**ABOUT THIS TASK**
Write out the data that follows. Keep every character unchanged.

**DATA SHOWN**
+++
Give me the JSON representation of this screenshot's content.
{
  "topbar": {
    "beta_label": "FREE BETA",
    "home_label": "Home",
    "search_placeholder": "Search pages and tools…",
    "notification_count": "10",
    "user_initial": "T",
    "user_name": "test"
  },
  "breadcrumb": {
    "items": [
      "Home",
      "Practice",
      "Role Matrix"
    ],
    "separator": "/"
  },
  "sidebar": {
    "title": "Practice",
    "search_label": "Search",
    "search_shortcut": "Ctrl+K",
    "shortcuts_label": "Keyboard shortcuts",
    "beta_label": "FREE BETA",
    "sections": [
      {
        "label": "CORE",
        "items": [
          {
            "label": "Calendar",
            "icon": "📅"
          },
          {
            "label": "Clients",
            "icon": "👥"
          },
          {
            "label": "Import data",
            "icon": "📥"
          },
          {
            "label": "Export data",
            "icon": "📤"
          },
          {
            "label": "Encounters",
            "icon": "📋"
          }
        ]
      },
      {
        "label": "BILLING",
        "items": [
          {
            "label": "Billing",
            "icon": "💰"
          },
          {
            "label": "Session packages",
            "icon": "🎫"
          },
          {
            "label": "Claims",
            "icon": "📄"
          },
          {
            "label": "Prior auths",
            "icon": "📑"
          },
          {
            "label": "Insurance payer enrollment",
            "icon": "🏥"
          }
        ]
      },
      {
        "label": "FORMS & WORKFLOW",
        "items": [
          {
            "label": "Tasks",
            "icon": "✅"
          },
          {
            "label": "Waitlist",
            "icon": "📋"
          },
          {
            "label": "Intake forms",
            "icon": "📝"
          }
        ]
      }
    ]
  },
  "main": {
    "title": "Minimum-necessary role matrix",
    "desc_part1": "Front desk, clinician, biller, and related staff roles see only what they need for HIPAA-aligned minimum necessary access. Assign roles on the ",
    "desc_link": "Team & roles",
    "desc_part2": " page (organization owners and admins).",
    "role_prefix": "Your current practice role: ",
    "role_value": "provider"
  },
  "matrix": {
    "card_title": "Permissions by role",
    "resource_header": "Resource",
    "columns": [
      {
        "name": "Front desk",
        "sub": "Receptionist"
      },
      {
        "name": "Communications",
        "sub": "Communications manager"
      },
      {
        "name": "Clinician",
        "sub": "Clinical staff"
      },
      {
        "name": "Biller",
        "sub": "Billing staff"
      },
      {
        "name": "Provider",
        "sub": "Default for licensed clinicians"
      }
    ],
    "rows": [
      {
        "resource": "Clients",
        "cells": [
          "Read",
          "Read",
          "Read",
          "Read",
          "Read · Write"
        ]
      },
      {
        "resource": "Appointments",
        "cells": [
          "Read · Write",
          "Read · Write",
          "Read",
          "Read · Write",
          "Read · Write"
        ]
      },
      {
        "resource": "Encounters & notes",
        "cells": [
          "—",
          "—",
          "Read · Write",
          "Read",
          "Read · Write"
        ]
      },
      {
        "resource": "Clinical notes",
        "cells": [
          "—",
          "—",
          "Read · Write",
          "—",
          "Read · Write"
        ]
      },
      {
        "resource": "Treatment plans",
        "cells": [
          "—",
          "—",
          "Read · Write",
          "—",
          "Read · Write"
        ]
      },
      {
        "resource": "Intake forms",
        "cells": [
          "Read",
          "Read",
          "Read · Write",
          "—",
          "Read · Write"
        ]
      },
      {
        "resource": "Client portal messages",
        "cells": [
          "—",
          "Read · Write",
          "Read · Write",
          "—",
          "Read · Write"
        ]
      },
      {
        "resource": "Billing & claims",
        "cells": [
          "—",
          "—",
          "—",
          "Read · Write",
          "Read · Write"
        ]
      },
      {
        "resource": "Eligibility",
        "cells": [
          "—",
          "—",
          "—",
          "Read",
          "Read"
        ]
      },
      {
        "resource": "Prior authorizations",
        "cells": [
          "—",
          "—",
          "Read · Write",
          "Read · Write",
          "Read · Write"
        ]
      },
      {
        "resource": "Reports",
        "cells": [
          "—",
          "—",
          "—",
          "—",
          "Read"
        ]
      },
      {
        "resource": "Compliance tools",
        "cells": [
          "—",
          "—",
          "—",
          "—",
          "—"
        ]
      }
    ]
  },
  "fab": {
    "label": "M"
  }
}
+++
**YOUR SOLUTION**
Give me the JSON representation of this screenshot's content.
{
  "topbar": {
    "beta_label": "FREE BETA",
    "home_label": "Home",
    "search_placeholder": "Search pages and tools…",
    "notification_count": "10",
    "user_initial": "T",
    "user_name": "test"
  },
  "breadcrumb": {
    "items": [
      "Home",
      "Practice",
      "Role Matrix"
    ],
    "separator": "/"
  },
  "sidebar": {
    "title": "Practice",
    "search_label": "Search",
    "search_shortcut": "Ctrl+K",
    "shortcuts_label": "Keyboard shortcuts",
    "beta_label": "FREE BETA",
    "sections": [
      {
        "label": "CORE",
        "items": [
          {
            "label": "Calendar",
            "icon": "📅"
          },
          {
            "label": "Clients",
            "icon": "👥"
          },
          {
            "label": "Import data",
            "icon": "📥"
          },
          {
            "label": "Export data",
            "icon": "📤"
          },
          {
            "label": "Encounters",
            "icon": "📋"
          }
        ]
      },
      {
        "label": "BILLING",
        "items": [
          {
            "label": "Billing",
            "icon": "💰"
          },
          {
            "label": "Session packages",
            "icon": "🎫"
          },
          {
            "label": "Claims",
            "icon": "📄"
          },
          {
            "label": "Prior auths",
            "icon": "📑"
          },
          {
            "label": "Insurance payer enrollment",
            "icon": "🏥"
          }
        ]
      },
      {
        "label": "FORMS & WORKFLOW",
        "items": [
          {
            "label": "Tasks",
            "icon": "✅"
          },
          {
            "label": "Waitlist",
            "icon": "📋"
          },
          {
            "label": "Intake forms",
            "icon": "📝"
          }
        ]
      }
    ]
  },
  "main": {
    "title": "Minimum-necessary role matrix",
    "desc_part1": "Front desk, clinician, biller, and related staff roles see only what they need for HIPAA-aligned minimum necessary access. Assign roles on the ",
    "desc_link": "Team & roles",
    "desc_part2": " page (organization owners and admins).",
    "role_prefix": "Your current practice role: ",
    "role_value": "provider"
  },
  "matrix": {
    "card_title": "Permissions by role",
    "resource_header": "Resource",
    "columns": [
      {
        "name": "Front desk",
        "sub": "Receptionist"
      },
      {
        "name": "Communications",
        "sub": "Communications manager"
      },
      {
        "name": "Clinician",
        "sub": "Clinical staff"
      },
      {
        "name": "Biller",
        "sub": "Billing staff"
      },
      {
        "name": "Provider",
        "sub": "Default for licensed clinicians"
      }
    ],
    "rows": [
      {
        "resource": "Clients",
        "cells": [
          "Read",
          "Read",
          "Read",
          "Read",
          "Read · Write"
        ]
      },
      {
        "resource": "Appointments",
        "cells": [
          "Read · Write",
          "Read · Write",
          "Read",
          "Read · Write",
          "Read · Write"
        ]
      },
      {
        "resource": "Encounters & notes",
        "cells": [
          "—",
          "—",
          "Read · Write",
          "Read",
          "Read · Write"
        ]
      },
      {
        "resource": "Clinical notes",
        "cells": [
          "—",
          "—",
          "Read · Write",
          "—",
          "Read · Write"
        ]
      },
      {
        "resource": "Treatment plans",
        "cells": [
          "—",
          "—",
          "Read · Write",
          "—",
          "Read · Write"
        ]
      },
      {
        "resource": "Intake forms",
        "cells": [
          "Read",
          "Read",
          "Read · Write",
          "—",
          "Read · Write"
        ]
      },
      {
        "resource": "Client portal messages",
        "cells": [
          "—",
          "Read · Write",
          "Read · Write",
          "—",
          "Read · Write"
        ]
      },
      {
        "resource": "Billing & claims",
        "cells": [
          "—",
          "—",
          "—",
          "Read · Write",
          "Read · Write"
        ]
      },
      {
        "resource": "Eligibility",
        "cells": [
          "—",
          "—",
          "—",
          "Read",
          "Read"
        ]
      },
      {
        "resource": "Prior authorizations",
        "cells": [
          "—",
          "—",
          "Read · Write",
          "Read · Write",
          "Read · Write"
        ]
      },
      {
        "resource": "Reports",
        "cells": [
          "—",
          "—",
          "—",
          "—",
          "Read"
        ]
      },
      {
        "resource": "Compliance tools",
        "cells": [
          "—",
          "—",
          "—",
          "—",
          "—"
        ]
      }
    ]
  },
  "fab": {
    "label": "M"
  }
}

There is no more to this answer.